### [Exercise requirements]
Lines that contain the string "JSON" are the ones to list; copy all of them from the records.

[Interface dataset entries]

=== Section Start ===

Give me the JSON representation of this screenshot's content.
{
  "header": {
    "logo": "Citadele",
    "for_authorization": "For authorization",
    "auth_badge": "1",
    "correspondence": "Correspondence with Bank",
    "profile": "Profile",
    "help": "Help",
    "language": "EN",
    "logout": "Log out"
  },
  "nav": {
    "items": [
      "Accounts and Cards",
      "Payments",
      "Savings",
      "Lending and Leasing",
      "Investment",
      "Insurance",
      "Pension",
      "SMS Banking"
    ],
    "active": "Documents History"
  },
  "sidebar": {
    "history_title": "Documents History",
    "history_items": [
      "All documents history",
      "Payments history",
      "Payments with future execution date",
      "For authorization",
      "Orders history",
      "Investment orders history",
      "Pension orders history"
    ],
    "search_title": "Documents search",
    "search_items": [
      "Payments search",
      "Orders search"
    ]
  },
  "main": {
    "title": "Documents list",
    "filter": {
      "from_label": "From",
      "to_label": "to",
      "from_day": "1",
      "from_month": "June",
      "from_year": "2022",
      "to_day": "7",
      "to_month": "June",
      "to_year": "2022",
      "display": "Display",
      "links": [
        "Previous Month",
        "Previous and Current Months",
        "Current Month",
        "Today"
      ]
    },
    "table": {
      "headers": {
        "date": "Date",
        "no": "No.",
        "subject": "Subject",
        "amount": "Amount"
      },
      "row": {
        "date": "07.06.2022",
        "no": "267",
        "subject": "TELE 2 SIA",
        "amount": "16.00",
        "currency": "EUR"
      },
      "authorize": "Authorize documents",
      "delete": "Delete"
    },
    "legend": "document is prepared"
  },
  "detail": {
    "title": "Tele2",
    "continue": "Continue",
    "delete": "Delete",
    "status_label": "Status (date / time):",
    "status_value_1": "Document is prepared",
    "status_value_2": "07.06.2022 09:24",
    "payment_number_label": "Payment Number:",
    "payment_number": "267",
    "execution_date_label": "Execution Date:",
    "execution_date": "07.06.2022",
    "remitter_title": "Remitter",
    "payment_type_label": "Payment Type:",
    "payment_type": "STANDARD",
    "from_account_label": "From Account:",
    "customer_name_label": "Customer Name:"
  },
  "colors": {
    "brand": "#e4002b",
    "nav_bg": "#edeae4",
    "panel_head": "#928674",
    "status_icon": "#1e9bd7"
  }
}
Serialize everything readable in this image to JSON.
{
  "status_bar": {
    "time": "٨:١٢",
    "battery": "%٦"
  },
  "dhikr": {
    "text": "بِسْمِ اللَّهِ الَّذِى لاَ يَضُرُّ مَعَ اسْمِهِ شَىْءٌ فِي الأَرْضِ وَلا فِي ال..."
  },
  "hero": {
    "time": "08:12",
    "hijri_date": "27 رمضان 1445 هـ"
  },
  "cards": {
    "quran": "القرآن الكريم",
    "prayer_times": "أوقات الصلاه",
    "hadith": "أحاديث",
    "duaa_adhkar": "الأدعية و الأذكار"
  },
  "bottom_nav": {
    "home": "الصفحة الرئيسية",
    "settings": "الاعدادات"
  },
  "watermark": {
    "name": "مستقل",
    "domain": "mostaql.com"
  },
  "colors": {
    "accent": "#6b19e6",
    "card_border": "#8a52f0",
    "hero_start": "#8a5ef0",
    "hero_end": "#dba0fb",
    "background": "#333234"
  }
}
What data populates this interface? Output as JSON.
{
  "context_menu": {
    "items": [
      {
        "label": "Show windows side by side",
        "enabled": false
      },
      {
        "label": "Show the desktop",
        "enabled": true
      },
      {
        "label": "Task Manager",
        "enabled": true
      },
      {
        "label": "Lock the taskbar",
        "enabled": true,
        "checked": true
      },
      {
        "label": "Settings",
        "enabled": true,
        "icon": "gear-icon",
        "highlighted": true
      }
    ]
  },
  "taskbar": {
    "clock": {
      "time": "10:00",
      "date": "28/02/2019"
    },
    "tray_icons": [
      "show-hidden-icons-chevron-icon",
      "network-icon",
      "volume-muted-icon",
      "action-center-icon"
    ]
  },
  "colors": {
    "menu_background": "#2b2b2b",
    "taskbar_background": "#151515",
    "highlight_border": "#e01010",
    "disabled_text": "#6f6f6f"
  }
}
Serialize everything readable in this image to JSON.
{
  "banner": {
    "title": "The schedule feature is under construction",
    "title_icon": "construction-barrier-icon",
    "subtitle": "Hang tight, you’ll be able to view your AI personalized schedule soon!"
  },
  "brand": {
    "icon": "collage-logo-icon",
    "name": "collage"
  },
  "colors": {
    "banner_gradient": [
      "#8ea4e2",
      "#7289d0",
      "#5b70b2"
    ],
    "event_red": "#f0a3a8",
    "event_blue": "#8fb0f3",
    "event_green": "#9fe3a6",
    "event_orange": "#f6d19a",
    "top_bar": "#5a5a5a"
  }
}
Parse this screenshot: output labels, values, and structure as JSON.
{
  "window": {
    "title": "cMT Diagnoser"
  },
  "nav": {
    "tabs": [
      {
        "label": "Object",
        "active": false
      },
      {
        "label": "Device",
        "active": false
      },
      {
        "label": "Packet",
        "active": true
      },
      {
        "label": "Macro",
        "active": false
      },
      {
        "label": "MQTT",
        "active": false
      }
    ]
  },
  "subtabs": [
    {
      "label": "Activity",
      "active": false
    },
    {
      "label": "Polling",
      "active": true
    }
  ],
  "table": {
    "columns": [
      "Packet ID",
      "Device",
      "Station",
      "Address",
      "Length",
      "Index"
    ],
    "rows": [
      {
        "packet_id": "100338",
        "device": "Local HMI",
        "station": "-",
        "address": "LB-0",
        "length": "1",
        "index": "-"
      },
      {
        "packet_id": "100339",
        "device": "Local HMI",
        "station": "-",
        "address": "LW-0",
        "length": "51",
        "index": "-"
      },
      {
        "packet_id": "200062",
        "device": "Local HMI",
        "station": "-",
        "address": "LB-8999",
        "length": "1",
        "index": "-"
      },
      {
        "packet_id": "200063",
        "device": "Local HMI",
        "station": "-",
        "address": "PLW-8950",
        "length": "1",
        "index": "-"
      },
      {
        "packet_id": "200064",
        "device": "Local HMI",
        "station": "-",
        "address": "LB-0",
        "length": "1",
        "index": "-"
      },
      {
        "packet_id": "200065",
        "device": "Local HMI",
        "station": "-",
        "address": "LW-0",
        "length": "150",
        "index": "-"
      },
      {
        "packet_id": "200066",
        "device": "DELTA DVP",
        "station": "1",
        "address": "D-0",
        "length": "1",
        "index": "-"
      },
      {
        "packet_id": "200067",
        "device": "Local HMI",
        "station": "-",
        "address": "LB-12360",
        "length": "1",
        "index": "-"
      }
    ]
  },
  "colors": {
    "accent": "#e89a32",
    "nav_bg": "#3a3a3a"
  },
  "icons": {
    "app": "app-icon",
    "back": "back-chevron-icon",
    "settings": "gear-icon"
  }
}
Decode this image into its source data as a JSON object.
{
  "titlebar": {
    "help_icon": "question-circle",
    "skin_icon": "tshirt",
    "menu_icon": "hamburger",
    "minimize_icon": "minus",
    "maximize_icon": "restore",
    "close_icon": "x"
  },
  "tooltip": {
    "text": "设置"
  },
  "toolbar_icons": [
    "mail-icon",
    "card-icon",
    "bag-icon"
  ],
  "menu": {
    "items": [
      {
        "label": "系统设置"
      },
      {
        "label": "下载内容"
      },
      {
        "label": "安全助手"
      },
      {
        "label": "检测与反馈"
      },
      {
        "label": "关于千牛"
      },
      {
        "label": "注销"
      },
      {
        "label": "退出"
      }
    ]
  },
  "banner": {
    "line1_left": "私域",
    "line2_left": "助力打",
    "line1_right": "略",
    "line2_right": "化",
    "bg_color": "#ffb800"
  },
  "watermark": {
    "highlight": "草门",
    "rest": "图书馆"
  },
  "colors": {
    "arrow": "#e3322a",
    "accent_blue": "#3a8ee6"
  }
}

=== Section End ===

### [Exercise response]
Give me the JSON representation of this screenshot's content.
Serialize everything readable in this image to JSON.
What data populates this interface? Output as JSON.
Serialize everything readable in this image to JSON.
Parse this screenshot: output labels, values, and structure as JSON.
Decode this image into its source data as a JSON object.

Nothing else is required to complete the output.